Craig, predictably, is rather less coy. “I get my bollocks bashed,” he says. “Le Chiffre gets a piece of fucking rope which they tie up boats with. And basically, Bond’s on the fucking life-support machine. He’s nearly dead.” Nearly dead? Just from having his balls bashed? Craig rocks back in his seat with laughter. “Oh well, yeah, okay! ‘Just from having his balls bashed?’ Where did you grow up?! South East fucking London! Fuckin’ bash ’em! I don’t fuckin’ care! Look, I’ve just rolled the Aston Martin eight times, so I’m not in a great way.” And to be fair to Craig, shooting was made slightly trickier thanks to Mikkelson’s lurid contact-lense. “Yeah, I had a real big one that covered the whole eyeball,” he adds. “The only problem was I had a hard tie judging distance. So yeah, I’m missed the chair a couple of times. It was a kind of brutal scene for Daniel…”
Craig, for certain, has suffered. Pounded at the gym. Pasted on the set. And, as the first 007 of the online age, coming home to find Bond-bashing becoming a web-sport. Too old. Not pretty enough. Can’t drive. Too bland. Too blond. Craig sighs. “When I accepted the job, I understood there would be consequences,” he shrugs. “You go mad if you believe any of it.” Question is, does anyone know what Bond actually looks like? On the cover of Casino Royale’s first UK paperback in 1955, he was based on a photo of Ocean’s Eleven actor Richard Conte. Fleming always said he looked like Hoagy Carmichael. Certainly, those “cold and ruthless eyes” that sparkle from the first few pages of Casino Royale belong to Craig. Surely, though, said fans, Bond could not be blond… “Obviously!” laughs Craig. “Jesus Christ, how else is he going to be undercover?! I said “Let’s cut it short, let’s not make it a coif issue! I scrub up, you know. Apart from when I wear a T-shirt covered in shit.”

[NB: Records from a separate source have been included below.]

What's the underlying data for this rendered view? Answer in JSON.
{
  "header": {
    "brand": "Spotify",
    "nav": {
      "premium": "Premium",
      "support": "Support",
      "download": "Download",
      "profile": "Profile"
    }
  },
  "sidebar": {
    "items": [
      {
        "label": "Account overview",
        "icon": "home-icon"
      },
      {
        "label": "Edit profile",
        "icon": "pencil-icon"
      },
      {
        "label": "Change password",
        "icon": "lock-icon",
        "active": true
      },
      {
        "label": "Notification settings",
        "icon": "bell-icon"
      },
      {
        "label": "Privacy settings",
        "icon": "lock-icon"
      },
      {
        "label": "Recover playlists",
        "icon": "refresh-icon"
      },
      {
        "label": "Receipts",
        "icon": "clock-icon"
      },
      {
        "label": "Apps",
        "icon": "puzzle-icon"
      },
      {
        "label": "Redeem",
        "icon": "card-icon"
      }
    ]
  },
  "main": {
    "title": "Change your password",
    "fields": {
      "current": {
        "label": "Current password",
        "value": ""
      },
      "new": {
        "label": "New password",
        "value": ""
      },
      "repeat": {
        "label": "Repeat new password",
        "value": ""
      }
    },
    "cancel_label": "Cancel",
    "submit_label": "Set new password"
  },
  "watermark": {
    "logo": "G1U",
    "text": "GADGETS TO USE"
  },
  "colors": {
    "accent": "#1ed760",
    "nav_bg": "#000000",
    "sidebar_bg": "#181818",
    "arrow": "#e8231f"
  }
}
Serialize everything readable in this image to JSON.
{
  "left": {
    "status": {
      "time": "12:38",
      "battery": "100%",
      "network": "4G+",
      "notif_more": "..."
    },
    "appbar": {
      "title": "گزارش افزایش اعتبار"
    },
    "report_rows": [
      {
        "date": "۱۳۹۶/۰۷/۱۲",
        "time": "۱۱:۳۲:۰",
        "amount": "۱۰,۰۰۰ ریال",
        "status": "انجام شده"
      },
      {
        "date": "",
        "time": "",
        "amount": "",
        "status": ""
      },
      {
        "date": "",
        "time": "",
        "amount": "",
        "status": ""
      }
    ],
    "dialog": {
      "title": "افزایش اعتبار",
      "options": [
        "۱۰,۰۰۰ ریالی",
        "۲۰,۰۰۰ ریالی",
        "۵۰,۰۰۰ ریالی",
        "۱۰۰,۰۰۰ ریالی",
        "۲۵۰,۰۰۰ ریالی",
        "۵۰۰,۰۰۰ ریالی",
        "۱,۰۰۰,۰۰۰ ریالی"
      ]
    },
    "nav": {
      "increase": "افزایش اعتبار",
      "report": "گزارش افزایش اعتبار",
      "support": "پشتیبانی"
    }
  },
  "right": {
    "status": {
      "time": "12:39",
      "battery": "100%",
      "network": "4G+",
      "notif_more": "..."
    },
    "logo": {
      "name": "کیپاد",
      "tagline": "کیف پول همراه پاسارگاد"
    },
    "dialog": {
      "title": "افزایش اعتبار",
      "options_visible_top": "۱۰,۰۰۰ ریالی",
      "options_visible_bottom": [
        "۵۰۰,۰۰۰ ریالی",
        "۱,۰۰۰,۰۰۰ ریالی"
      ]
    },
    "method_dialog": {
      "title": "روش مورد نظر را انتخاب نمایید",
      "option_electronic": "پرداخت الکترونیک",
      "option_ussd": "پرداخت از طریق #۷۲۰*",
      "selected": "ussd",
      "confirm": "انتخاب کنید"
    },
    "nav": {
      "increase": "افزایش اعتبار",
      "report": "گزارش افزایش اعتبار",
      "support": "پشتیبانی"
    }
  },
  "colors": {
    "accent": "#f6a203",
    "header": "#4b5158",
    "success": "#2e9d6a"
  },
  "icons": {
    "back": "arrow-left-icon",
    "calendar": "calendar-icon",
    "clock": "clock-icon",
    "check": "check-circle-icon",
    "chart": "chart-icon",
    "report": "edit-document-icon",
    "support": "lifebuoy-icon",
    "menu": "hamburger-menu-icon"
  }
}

In any case, there’s now turning back. “I don’t think any role changes a man quite so much as Bond,” Connery once rued. “It’s a cross, a privilege, a joke, a challenge. And as bloody intrusive as a nightmare.” Craig knows this. “Now I understand what Pierce said on the phone: there’s nothing you can say prepare someone for this. Everything you think it will be, expand it by a factor of 10. I’ve basically done seven days a week for six months now and I’m on my fucking knees. But very fucking happily on my knees!” But before Bond 22 (Broccoli: “It’s an original story, continuing part of this film”), the actor has already made moves to retain his chameleon persona and continue – just as Brosnan did – to splice his MI6 career with typically ‘difficult’ roles. Sci-fi thriller The Invasion, with Nicole Kidman, is currently in post-production. And even more tantalisingly, the prospect of seeing Bond as gay killer Perry White in Copote biopic Infamous. “At the moment, I can’t think about it,” he grins wearily. “Yes, I could fail miserably, but maybe I can make the franchise last another 30 years as opposed to another three. Other than that, gay killers are not the next career goal…”
Publication: Total Film